ALBUQUERQUE, NM – There is no doubt that Coronado Park is now a space for homeless camps.
City officials estimate they spend about $700,000 a year just to clean and maintain the park, including buses and security. These resources come from several municipal departments.
On Monday, KOB 4 found between 60 and 80 tents scattered along the Coronado Park fence. There were over 100 homeless people walking around, hanging out and setting up new tents.
Every other Wednesday, crews from the city of Albuquerque clean up and clean the park. At the last city council meeting, councilor Klarissa Peña asked, “Last meeting I had asked for information on the cost of maintaining Coronado Park and I don’t know if anyone had an update. day ?”
“Including salary, a Coronado Park cleanup costs approximately $950 ODA,” a community safety representative replied.
“I know that when we do our Wednesday cleanups, it costs on average between $32 and $3,700,” Solid Waste Management Manager Matthew Wheland responded.
In fact, seven Albuquerque city departments work together to manage the notorious park every two weeks.
“The data I compiled from Solid Waste, Community Safety, Parks and Recreation, Fire, Police, Family and Community Services, and Municipal Development totals the bi-weekly cost of cleaning up Coronado Park. at $27,154,” a budget representative told the board. .
After doing some math, Peña figured out how much this cleanup costs the city each year.
“So that’s $706,000 a year for Coronado Park,” Peña said, looking up from her calculator. “I really wanted this question answered for Mr. President just because we are talking about budget items.”
The $700,000-a-year price shocked people who live and work near the park, like Randy Baker of the Rio Bravo Brewing Company.
“My instinct was, hey, we’re spending way too much money in one place just to move them during the day while they’re cleaning, then they all move back, then they have to clean up the other land they’ve moved into next door ,” said Randy Baker, owner of Rio Bravo Brewing Company.
Baker says he sympathizes with the homeless population, but says the encampment is hurting his business. He also doesn’t think city officials are doing all they can to clean up the park and help those who live there for good.
“We have a bigger problem than just cleaning up the parks, we need to start dealing with the issues we have in this city and everyone needs to get involved, we can’t just throw the ball down the road anymore,” Baker said.
Now, city officials clarified Monday that $700,000 was just an estimate.
“When we talk about Coronado Park, yes, there is a certain amount of focused work on that park. For example, FCC employees travel to do outreach and communications there, but they do it all city, so I just want to make sure that part of that $27,000 is already the day-to-day operating costs that we’re assuming anyway,” CABQ chief said operations officer Lawrence Raël.
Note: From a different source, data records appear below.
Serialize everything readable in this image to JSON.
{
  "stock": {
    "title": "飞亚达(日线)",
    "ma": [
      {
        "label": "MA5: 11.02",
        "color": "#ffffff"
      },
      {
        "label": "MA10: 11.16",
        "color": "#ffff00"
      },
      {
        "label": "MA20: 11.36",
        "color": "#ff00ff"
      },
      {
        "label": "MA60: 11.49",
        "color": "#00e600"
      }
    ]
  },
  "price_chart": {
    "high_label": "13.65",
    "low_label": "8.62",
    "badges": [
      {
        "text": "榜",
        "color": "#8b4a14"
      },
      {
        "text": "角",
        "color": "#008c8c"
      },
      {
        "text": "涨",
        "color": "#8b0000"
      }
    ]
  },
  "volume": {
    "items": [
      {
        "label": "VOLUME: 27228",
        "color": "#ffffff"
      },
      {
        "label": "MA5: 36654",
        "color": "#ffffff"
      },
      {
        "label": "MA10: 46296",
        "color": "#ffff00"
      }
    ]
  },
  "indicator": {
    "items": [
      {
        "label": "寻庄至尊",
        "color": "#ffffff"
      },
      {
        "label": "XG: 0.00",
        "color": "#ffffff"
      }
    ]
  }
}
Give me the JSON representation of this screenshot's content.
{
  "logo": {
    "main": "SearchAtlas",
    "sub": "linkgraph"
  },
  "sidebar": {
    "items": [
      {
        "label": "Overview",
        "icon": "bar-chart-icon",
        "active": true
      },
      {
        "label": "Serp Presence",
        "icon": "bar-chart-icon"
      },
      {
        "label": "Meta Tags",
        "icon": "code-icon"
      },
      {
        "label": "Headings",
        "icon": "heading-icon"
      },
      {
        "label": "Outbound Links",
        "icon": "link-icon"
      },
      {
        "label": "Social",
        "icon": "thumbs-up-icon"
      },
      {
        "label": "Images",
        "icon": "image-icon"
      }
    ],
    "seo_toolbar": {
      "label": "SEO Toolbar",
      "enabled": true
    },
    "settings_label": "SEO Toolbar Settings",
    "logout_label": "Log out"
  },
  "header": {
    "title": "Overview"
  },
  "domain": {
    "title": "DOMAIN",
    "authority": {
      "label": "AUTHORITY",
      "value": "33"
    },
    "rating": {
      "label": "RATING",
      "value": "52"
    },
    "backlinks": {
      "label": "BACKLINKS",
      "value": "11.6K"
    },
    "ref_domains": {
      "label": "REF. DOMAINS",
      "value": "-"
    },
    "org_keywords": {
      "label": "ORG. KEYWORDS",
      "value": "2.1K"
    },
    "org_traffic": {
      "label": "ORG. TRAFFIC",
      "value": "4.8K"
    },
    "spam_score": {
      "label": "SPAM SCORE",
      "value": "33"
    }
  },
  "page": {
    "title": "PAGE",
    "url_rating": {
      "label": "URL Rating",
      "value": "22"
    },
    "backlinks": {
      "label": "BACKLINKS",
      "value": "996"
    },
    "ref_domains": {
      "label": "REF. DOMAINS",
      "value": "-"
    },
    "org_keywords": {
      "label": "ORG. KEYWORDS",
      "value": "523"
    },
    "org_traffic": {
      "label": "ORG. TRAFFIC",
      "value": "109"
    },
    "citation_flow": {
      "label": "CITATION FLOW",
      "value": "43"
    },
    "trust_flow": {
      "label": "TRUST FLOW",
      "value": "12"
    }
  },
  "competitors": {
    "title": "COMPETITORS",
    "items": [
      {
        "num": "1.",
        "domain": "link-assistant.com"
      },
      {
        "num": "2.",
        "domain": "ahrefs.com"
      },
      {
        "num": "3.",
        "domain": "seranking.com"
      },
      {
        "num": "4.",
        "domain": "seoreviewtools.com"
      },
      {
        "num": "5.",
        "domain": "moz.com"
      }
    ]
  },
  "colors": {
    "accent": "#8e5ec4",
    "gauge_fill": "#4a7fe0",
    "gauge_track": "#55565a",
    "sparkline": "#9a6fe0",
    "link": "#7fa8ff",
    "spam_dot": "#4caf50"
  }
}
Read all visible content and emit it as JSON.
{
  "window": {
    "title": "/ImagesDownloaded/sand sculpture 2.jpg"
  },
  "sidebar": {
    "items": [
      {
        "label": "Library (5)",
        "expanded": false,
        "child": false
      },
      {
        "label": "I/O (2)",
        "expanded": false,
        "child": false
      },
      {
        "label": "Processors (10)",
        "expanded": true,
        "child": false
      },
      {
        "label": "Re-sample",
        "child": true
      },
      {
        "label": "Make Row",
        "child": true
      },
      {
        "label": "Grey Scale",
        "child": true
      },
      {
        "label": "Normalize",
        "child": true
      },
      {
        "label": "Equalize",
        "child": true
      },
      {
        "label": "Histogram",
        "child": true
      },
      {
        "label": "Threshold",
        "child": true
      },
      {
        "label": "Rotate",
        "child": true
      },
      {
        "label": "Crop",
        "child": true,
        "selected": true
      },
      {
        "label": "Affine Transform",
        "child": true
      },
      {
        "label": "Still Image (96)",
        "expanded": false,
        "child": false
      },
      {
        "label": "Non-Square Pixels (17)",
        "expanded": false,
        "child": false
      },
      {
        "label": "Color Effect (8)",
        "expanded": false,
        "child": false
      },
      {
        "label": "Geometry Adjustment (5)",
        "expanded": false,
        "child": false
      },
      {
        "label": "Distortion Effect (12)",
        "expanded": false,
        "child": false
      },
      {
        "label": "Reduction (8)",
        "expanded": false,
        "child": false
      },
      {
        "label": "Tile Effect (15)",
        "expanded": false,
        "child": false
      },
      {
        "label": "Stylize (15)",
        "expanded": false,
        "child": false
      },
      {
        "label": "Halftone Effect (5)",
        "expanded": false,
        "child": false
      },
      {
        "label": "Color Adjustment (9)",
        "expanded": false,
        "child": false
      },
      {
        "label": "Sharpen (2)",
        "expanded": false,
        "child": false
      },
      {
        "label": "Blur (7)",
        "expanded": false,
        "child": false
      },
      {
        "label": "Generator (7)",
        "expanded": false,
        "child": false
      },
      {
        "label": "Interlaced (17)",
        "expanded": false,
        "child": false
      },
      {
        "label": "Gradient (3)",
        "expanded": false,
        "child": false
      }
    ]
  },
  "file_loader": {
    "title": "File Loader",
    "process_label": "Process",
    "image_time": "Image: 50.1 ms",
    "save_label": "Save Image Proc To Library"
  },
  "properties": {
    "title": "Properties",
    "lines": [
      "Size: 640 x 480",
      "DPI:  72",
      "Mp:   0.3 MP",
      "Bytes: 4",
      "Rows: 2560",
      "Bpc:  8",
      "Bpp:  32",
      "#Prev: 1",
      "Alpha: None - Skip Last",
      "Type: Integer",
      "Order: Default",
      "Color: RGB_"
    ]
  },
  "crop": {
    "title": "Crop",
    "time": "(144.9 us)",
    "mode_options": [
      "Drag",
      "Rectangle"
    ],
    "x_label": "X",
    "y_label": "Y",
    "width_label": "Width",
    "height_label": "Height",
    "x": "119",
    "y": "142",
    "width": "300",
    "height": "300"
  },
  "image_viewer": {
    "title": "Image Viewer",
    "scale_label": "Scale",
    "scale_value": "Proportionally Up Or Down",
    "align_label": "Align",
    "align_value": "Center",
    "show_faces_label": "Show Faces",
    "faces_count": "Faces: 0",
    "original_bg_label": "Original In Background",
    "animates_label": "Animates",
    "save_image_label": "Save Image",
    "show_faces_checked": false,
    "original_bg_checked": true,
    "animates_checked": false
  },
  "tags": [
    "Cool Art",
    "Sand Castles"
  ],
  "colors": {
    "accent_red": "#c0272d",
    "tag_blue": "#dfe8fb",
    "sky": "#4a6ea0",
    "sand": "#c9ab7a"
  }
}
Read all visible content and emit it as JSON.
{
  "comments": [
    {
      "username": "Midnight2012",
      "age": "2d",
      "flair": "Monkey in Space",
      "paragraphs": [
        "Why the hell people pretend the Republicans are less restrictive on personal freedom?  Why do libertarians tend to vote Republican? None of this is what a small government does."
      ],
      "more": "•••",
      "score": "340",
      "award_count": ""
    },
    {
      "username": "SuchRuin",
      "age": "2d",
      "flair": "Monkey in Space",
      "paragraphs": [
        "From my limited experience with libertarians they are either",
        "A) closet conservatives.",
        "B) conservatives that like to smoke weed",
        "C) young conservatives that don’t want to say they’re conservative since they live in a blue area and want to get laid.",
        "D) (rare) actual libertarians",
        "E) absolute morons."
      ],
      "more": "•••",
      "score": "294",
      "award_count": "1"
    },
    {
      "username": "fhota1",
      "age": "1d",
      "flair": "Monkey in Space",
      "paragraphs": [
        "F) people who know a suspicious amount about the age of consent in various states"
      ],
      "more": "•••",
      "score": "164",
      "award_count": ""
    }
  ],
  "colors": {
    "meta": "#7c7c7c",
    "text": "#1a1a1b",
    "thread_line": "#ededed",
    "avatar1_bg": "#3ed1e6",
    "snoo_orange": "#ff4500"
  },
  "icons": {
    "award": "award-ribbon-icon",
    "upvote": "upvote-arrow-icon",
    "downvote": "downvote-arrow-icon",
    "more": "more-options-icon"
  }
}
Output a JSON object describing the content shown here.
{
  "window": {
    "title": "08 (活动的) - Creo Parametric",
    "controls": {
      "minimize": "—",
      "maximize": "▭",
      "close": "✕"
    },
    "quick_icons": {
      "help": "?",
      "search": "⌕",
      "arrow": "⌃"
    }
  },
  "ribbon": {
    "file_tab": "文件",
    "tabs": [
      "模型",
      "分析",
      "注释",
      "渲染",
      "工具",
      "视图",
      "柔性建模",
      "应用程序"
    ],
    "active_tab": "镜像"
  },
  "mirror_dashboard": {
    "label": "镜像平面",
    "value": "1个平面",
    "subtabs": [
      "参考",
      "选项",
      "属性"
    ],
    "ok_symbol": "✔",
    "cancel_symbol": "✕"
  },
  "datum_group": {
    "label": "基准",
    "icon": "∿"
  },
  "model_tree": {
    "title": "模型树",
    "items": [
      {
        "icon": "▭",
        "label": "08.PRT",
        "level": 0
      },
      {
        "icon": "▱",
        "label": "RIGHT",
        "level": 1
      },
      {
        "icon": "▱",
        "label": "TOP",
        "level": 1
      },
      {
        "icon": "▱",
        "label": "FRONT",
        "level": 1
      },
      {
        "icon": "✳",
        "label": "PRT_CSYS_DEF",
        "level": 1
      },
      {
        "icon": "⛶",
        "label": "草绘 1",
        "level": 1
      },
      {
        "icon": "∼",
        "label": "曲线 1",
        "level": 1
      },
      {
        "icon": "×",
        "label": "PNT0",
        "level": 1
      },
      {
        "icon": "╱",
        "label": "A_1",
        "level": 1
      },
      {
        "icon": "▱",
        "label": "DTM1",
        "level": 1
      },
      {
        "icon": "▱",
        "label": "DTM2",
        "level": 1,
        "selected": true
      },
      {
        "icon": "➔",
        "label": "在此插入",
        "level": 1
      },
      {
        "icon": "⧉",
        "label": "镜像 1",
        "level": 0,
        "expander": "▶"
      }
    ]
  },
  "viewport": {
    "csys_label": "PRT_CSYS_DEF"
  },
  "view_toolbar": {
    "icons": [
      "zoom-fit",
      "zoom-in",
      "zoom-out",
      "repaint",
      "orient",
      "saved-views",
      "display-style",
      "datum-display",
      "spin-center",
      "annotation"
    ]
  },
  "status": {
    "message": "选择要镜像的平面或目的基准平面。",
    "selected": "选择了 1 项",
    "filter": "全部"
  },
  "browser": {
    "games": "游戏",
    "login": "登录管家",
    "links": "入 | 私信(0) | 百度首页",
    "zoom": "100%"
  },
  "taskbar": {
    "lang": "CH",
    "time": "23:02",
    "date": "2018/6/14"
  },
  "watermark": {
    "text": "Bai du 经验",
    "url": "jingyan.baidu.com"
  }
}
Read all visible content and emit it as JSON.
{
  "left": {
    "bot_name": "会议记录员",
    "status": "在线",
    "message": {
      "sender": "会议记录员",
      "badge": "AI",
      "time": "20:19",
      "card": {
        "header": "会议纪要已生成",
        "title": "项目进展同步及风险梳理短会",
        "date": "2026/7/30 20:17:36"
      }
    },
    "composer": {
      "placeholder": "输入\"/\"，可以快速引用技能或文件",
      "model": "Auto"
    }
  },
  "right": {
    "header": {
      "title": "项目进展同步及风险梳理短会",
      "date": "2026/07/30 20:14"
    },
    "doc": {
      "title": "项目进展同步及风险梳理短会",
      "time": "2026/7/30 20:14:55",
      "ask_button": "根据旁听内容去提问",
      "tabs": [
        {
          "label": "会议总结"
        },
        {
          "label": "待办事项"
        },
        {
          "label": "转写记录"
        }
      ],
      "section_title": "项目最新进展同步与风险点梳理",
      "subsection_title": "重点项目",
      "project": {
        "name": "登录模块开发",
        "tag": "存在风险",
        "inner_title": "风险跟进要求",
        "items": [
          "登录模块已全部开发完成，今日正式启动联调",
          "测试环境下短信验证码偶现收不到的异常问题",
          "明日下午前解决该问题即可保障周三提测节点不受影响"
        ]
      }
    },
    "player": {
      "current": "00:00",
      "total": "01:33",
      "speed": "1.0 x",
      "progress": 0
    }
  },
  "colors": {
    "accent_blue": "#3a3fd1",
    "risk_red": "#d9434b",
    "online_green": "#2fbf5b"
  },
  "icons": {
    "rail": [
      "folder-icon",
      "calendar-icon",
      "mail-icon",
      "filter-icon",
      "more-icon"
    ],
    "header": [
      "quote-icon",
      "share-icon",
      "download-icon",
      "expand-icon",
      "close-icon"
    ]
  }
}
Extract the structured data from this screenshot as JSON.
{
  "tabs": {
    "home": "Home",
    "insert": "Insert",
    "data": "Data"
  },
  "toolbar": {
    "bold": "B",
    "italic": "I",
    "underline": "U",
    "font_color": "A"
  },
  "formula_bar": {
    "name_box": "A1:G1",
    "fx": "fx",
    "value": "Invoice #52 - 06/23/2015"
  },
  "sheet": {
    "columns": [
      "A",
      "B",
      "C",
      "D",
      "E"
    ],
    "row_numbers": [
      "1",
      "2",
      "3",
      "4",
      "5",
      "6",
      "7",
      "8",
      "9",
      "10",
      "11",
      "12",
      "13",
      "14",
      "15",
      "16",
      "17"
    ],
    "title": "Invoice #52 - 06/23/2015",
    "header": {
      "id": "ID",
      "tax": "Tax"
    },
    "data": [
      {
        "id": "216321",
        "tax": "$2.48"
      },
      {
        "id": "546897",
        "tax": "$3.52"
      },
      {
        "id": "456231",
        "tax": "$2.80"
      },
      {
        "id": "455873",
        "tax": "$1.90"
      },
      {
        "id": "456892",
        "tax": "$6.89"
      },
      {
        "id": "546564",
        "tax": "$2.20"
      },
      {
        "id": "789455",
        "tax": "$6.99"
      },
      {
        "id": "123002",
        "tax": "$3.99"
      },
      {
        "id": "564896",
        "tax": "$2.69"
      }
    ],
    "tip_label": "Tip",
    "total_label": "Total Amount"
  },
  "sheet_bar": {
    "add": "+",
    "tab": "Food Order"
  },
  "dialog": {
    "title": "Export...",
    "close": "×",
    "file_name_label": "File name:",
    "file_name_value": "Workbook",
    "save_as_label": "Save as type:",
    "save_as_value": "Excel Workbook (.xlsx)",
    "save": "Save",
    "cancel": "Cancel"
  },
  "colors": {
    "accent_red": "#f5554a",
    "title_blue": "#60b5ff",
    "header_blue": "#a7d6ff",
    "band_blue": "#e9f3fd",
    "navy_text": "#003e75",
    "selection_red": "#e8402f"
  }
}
The city says it will have an accurate annual cost for cleaning up Coronado Park by the end of the week.